Top of INFORMATION

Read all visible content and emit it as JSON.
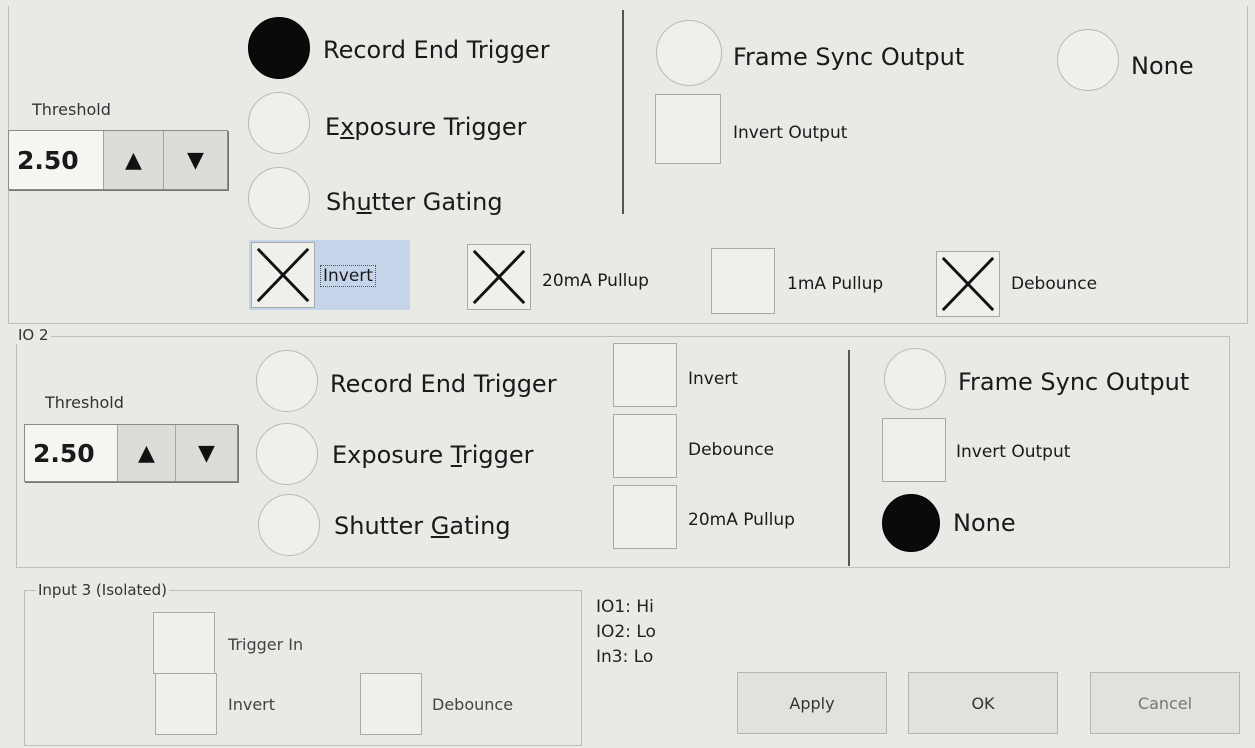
{
  "io1": {
    "threshold_label": "Threshold",
    "threshold_value": "2.50",
    "modes": [
      {
        "pre": "Record End Trigger",
        "u": "",
        "post": "",
        "selected": true
      },
      {
        "pre": "E",
        "u": "x",
        "post": "posure Trigger",
        "selected": false
      },
      {
        "pre": "Sh",
        "u": "u",
        "post": "tter Gating",
        "selected": false
      }
    ],
    "options": [
      {
        "label": "Invert",
        "checked": true
      },
      {
        "label": "20mA Pullup",
        "checked": true
      },
      {
        "label": "1mA Pullup",
        "checked": false
      },
      {
        "label": "Debounce",
        "checked": true
      }
    ],
    "output": {
      "frame_sync_label": "Frame Sync Output",
      "frame_sync_selected": false,
      "none_label": "None",
      "none_selected": false,
      "invert_output_label": "Invert Output",
      "invert_output_checked": false
    }
  },
  "io2": {
    "title": "IO 2",
    "threshold_label": "Threshold",
    "threshold_value": "2.50",
    "modes": [
      {
        "pre": "Record End Trigger",
        "u": "",
        "post": "",
        "selected": false
      },
      {
        "pre": "Exposure ",
        "u": "T",
        "post": "rigger",
        "selected": false
      },
      {
        "pre": "Shutter ",
        "u": "G",
        "post": "ating",
        "selected": false
      }
    ],
    "options": [
      {
        "label": "Invert",
        "checked": false
      },
      {
        "label": "Debounce",
        "checked": false
      },
      {
        "label": "20mA Pullup",
        "checked": false
      }
    ],
    "output": {
      "frame_sync_label": "Frame Sync Output",
      "frame_sync_selected": false,
      "invert_output_label": "Invert Output",
      "invert_output_checked": false,
      "none_label": "None",
      "none_selected": true
    }
  },
  "input3": {
    "title": "Input 3 (Isolated)",
    "trigger_in_label": "Trigger In",
    "invert_label": "Invert",
    "debounce_label": "Debounce"
  },
  "status": [
    "IO1: Hi",
    "IO2: Lo",
    "In3: Lo"
  ],
  "buttons": {
    "apply": "Apply",
    "ok": "OK",
    "cancel": "Cancel"
  },
  "icons": {
    "up": "triangle-up-icon",
    "down": "triangle-down-icon",
    "check": "x-mark-icon"
  }
}
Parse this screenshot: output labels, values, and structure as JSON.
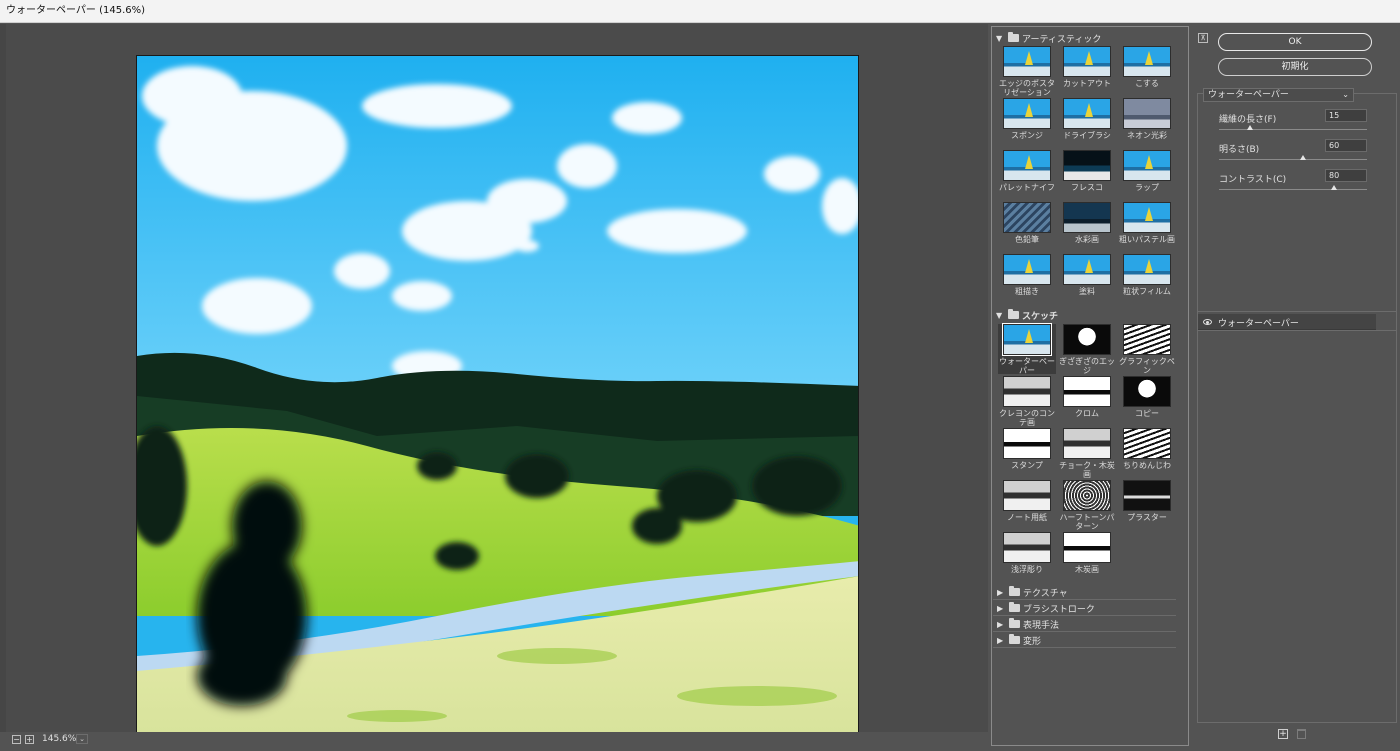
{
  "window": {
    "title": "ウォーターペーパー (145.6%)"
  },
  "statusbar": {
    "minus": "−",
    "plus": "+",
    "zoom": "145.6%",
    "zoom_caret": "⌄"
  },
  "gallery": {
    "categories": [
      {
        "label": "アーティスティック",
        "expanded": true,
        "items": [
          {
            "label": "エッジのポスタリゼーション",
            "style": "color"
          },
          {
            "label": "カットアウト",
            "style": "color"
          },
          {
            "label": "こする",
            "style": "color"
          },
          {
            "label": "スポンジ",
            "style": "color"
          },
          {
            "label": "ドライブラシ",
            "style": "color"
          },
          {
            "label": "ネオン光彩",
            "style": "grey"
          },
          {
            "label": "パレットナイフ",
            "style": "color"
          },
          {
            "label": "フレスコ",
            "style": "fresco"
          },
          {
            "label": "ラップ",
            "style": "color"
          },
          {
            "label": "色鉛筆",
            "style": "pencil"
          },
          {
            "label": "水彩画",
            "style": "dark"
          },
          {
            "label": "粗いパステル画",
            "style": "color"
          },
          {
            "label": "粗描き",
            "style": "color"
          },
          {
            "label": "塗料",
            "style": "color"
          },
          {
            "label": "粒状フィルム",
            "style": "color"
          }
        ]
      },
      {
        "label": "スケッチ",
        "expanded": true,
        "items": [
          {
            "label": "ウォーターペーパー",
            "style": "color",
            "selected": true
          },
          {
            "label": "ぎざぎざのエッジ",
            "style": "blackwhite"
          },
          {
            "label": "グラフィックペン",
            "style": "bw2"
          },
          {
            "label": "クレヨンのコンテ画",
            "style": "mid"
          },
          {
            "label": "クロム",
            "style": "bw"
          },
          {
            "label": "コピー",
            "style": "blackwhite"
          },
          {
            "label": "スタンプ",
            "style": "bw"
          },
          {
            "label": "チョーク・木炭画",
            "style": "mid"
          },
          {
            "label": "ちりめんじわ",
            "style": "bw2"
          },
          {
            "label": "ノート用紙",
            "style": "mid"
          },
          {
            "label": "ハーフトーンパターン",
            "style": "halftone"
          },
          {
            "label": "プラスター",
            "style": "plaster"
          },
          {
            "label": "浅浮彫り",
            "style": "mid"
          },
          {
            "label": "木炭画",
            "style": "bw"
          }
        ]
      }
    ],
    "collapsed": [
      "テクスチャ",
      "ブラシストローク",
      "表現手法",
      "変形"
    ]
  },
  "panel": {
    "collapse_icon": "⊼",
    "ok_label": "OK",
    "reset_label": "初期化",
    "filter_name": "ウォーターペーパー",
    "filter_caret": "⌄",
    "params": [
      {
        "label": "繊維の長さ(F)",
        "value": "15",
        "fraction": 0.21
      },
      {
        "label": "明るさ(B)",
        "value": "60",
        "fraction": 0.57
      },
      {
        "label": "コントラスト(C)",
        "value": "80",
        "fraction": 0.78
      }
    ],
    "layer_name": "ウォーターペーパー",
    "add_icon": "+"
  }
}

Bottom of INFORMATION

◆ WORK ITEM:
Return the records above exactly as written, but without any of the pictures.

◆ YOUR RESPONSE:
Read all visible content and emit it as JSON.
{
  "io1": {
    "threshold_label": "Threshold",
    "threshold_value": "2.50",
    "modes": [
      {
        "pre": "Record End Trigger",
        "u": "",
        "post": "",
        "selected": true
      },
      {
        "pre": "E",
        "u": "x",
        "post": "posure Trigger",
        "selected": false
      },
      {
        "pre": "Sh",
        "u": "u",
        "post": "tter Gating",
        "selected": false
      }
    ],
    "options": [
      {
        "label": "Invert",
        "checked": true
      },
      {
        "label": "20mA Pullup",
        "checked": true
      },
      {
        "label": "1mA Pullup",
        "checked": false
      },
      {
        "label": "Debounce",
        "checked": true
      }
    ],
    "output": {
      "frame_sync_label": "Frame Sync Output",
      "frame_sync_selected": false,
      "none_label": "None",
      "none_selected": false,
      "invert_output_label": "Invert Output",
      "invert_output_checked": false
    }
  },
  "io2": {
    "title": "IO 2",
    "threshold_label": "Threshold",
    "threshold_value": "2.50",
    "modes": [
      {
        "pre": "Record End Trigger",
        "u": "",
        "post": "",
        "selected": false
      },
      {
        "pre": "Exposure ",
        "u": "T",
        "post": "rigger",
        "selected": false
      },
      {
        "pre": "Shutter ",
        "u": "G",
        "post": "ating",
        "selected": false
      }
    ],
    "options": [
      {
        "label": "Invert",
        "checked": false
      },
      {
        "label": "Debounce",
        "checked": false
      },
      {
        "label": "20mA Pullup",
        "checked": false
      }
    ],
    "output": {
      "frame_sync_label": "Frame Sync Output",
      "frame_sync_selected": false,
      "invert_output_label": "Invert Output",
      "invert_output_checked": false,
      "none_label": "None",
      "none_selected": true
    }
  },
  "input3": {
    "title": "Input 3 (Isolated)",
    "trigger_in_label": "Trigger In",
    "invert_label": "Invert",
    "debounce_label": "Debounce"
  },
  "status": [
    "IO1: Hi",
    "IO2: Lo",
    "In3: Lo"
  ],
  "buttons": {
    "apply": "Apply",
    "ok": "OK",
    "cancel": "Cancel"
  },
  "icons": {
    "up": "triangle-up-icon",
    "down": "triangle-down-icon",
    "check": "x-mark-icon"
  }
}
Parse this screenshot: output labels, values, and structure as JSON.
{
  "window": {
    "title": "ウォーターペーパー (145.6%)"
  },
  "statusbar": {
    "minus": "−",
    "plus": "+",
    "zoom": "145.6%",
    "zoom_caret": "⌄"
  },
  "gallery": {
    "categories": [
      {
        "label": "アーティスティック",
        "expanded": true,
        "items": [
          {
            "label": "エッジのポスタリゼーション",
            "style": "color"
          },
          {
            "label": "カットアウト",
            "style": "color"
          },
          {
            "label": "こする",
            "style": "color"
          },
          {
            "label": "スポンジ",
            "style": "color"
          },
          {
            "label": "ドライブラシ",
            "style": "color"
          },
          {
            "label": "ネオン光彩",
            "style": "grey"
          },
          {
            "label": "パレットナイフ",
            "style": "color"
          },
          {
            "label": "フレスコ",
            "style": "fresco"
          },
          {
            "label": "ラップ",
            "style": "color"
          },
          {
            "label": "色鉛筆",
            "style": "pencil"
          },
          {
            "label": "水彩画",
            "style": "dark"
          },
          {
            "label": "粗いパステル画",
            "style": "color"
          },
          {
            "label": "粗描き",
            "style": "color"
          },
          {
            "label": "塗料",
            "style": "color"
          },
          {
            "label": "粒状フィルム",
            "style": "color"
          }
        ]
      },
      {
        "label": "スケッチ",
        "expanded": true,
        "items": [
          {
            "label": "ウォーターペーパー",
            "style": "color",
            "selected": true
          },
          {
            "label": "ぎざぎざのエッジ",
            "style": "blackwhite"
          },
          {
            "label": "グラフィックペン",
            "style": "bw2"
          },
          {
            "label": "クレヨンのコンテ画",
            "style": "mid"
          },
          {
            "label": "クロム",
            "style": "bw"
          },
          {
            "label": "コピー",
            "style": "blackwhite"
          },
          {
            "label": "スタンプ",
            "style": "bw"
          },
          {
            "label": "チョーク・木炭画",
            "style": "mid"
          },
          {
            "label": "ちりめんじわ",
            "style": "bw2"
          },
          {
            "label": "ノート用紙",
            "style": "mid"
          },
          {
            "label": "ハーフトーンパターン",
            "style": "halftone"
          },
          {
            "label": "プラスター",
            "style": "plaster"
          },
          {
            "label": "浅浮彫り",
            "style": "mid"
          },
          {
            "label": "木炭画",
            "style": "bw"
          }
        ]
      }
    ],
    "collapsed": [
      "テクスチャ",
      "ブラシストローク",
      "表現手法",
      "変形"
    ]
  },
  "panel": {
    "collapse_icon": "⊼",
    "ok_label": "OK",
    "reset_label": "初期化",
    "filter_name": "ウォーターペーパー",
    "filter_caret": "⌄",
    "params": [
      {
        "label": "繊維の長さ(F)",
        "value": "15",
        "fraction": 0.21
      },
      {
        "label": "明るさ(B)",
        "value": "60",
        "fraction": 0.57
      },
      {
        "label": "コントラスト(C)",
        "value": "80",
        "fraction": 0.78
      }
    ],
    "layer_name": "ウォーターペーパー",
    "add_icon": "+"
  }
}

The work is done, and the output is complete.